1 Jonathon Porritt, The World in Context: Beyond the business case for sustainable development (Cambridge Programme for Industry, 2001)
2 Nicholas Stern, Stern Review (London: New Economics Foundation, 2006)
3 National Academies of Sciences, Engineering and Medicine, Attribution of Extreme Weather Events in the Context of Climate Change (The National Academies Press, 2016)
4 Q. G. Rayer and R. J. Millar, ‘Investing in Extreme Weather Conditions’, Citywire Wealth Manager (8 February 2018), p.36
5 Q. G. Rayer and R. J. Millar, ‘Investing in the Climate’, Physics World (August 2018), p.17
6 Pensions and Lifetime Savings Association, More Light, Less Heat: A framework for pension fund action on climate change (2017)
7 United Nations Framework Convention on Climate Change, Adoption of the Paris Agreement (2015)
8 Climate Action Tracker, available at bit.ly/2XfHxpO (accessed 24 January 2019)
9 Intergovernmental Panel on Climate Change, Global Warming of 1.5°C (Switzerland, 2018)
10 Above, note 7
11 R. J. Millar, C. Hepburn, J. Beddington and M. R. Allen, ‘Principles to Guide Investment Towards a Stable Climate’, Nature Climate Change, Vol 8, pp.2–4
12 Above, note 9

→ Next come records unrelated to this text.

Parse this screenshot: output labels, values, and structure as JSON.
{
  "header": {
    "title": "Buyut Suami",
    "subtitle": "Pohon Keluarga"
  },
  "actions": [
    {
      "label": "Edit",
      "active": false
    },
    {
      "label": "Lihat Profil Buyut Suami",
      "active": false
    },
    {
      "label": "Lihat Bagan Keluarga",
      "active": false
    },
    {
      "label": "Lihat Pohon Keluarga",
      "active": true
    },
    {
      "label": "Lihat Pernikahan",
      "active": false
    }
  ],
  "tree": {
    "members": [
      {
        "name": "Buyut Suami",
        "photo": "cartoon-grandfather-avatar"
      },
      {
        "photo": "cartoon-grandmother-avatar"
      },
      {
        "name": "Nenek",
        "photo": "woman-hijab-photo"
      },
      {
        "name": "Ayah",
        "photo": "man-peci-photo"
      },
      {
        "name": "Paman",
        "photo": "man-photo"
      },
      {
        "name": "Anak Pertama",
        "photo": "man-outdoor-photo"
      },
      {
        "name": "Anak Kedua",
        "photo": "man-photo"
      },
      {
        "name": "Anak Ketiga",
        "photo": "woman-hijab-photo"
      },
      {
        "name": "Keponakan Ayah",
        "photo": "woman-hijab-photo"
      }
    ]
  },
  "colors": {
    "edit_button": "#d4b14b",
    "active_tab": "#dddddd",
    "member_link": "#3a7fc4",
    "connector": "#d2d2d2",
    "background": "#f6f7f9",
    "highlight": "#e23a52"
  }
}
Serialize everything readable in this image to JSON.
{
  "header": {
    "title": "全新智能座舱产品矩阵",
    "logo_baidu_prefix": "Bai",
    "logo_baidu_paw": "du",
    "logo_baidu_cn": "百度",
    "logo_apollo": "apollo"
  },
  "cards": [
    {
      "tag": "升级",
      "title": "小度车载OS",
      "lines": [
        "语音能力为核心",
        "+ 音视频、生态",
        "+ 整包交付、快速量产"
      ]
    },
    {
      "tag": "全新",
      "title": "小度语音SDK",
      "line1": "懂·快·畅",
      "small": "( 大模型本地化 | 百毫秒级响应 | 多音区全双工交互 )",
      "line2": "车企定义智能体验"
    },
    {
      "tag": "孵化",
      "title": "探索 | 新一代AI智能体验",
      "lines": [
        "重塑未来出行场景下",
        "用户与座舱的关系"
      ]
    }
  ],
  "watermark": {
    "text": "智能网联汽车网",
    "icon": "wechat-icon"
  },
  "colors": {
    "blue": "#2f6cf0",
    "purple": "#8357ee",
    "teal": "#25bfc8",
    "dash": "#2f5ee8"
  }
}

13 Scope 1 emissions are direct emissions that originate from sources that are owned and controlled by a company, including, for example, fuel used in company vehicles. Scope 2 emissions are indirect, resulting from energy used by a company, including electricity, steam, heating and cooling. This could include, for example, electricity purchased by a company from an external supplier. Scope 3 emissions cover all indirect emissions arising due to company activities. They include upstream and downstream value-chain emissions and those of suppliers and customers using their products.
14 Committee on Climate Change, Net Zero: The UK’s contribution to stopping global warming (May 2019)